## Dataset rows for apps and sites
----

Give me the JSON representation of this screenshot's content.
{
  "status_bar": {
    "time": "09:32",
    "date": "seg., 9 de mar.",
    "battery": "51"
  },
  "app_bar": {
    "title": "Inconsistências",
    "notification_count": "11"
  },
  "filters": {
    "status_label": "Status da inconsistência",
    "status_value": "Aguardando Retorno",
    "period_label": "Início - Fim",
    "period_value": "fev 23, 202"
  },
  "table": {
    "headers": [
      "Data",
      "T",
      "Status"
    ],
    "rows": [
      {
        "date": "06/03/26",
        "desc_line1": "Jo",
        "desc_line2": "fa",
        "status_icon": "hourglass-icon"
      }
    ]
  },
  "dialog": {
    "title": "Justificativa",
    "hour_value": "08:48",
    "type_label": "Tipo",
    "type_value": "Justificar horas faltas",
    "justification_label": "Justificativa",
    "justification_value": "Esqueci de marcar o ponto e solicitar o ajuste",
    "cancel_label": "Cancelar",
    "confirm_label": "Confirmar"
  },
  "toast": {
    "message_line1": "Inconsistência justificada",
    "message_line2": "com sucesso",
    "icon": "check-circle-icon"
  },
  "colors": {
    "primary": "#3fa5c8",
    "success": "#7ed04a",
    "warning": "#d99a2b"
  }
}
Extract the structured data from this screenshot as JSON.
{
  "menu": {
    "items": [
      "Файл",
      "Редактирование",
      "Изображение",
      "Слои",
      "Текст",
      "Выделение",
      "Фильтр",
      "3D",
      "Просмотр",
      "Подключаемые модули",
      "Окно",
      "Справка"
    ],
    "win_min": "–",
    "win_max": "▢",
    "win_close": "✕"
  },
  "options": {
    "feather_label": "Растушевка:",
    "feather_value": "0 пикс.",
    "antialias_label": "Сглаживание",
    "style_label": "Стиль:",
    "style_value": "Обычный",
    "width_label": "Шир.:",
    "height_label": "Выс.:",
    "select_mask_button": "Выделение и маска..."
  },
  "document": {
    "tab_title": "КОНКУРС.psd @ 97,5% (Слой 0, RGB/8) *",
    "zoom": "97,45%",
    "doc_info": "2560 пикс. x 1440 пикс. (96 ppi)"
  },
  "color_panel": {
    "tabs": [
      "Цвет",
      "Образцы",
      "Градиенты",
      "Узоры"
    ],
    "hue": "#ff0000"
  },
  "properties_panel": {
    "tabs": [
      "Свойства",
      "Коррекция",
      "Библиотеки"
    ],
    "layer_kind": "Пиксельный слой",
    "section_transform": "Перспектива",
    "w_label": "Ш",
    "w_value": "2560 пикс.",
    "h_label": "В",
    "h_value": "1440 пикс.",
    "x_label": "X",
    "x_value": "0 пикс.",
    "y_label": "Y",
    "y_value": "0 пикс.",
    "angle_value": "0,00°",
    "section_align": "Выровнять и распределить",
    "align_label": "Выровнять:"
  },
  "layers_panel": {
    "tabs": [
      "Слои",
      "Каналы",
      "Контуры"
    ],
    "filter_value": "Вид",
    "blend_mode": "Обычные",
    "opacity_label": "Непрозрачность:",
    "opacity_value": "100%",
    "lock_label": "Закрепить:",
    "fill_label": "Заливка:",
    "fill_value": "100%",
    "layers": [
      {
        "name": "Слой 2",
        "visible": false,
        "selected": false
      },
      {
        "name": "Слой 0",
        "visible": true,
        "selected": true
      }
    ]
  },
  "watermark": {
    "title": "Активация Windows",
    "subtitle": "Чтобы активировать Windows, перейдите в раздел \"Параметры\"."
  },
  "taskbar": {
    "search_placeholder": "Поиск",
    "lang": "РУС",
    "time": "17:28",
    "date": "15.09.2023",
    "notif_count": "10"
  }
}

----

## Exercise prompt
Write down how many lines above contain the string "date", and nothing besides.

## Result of the exercise
3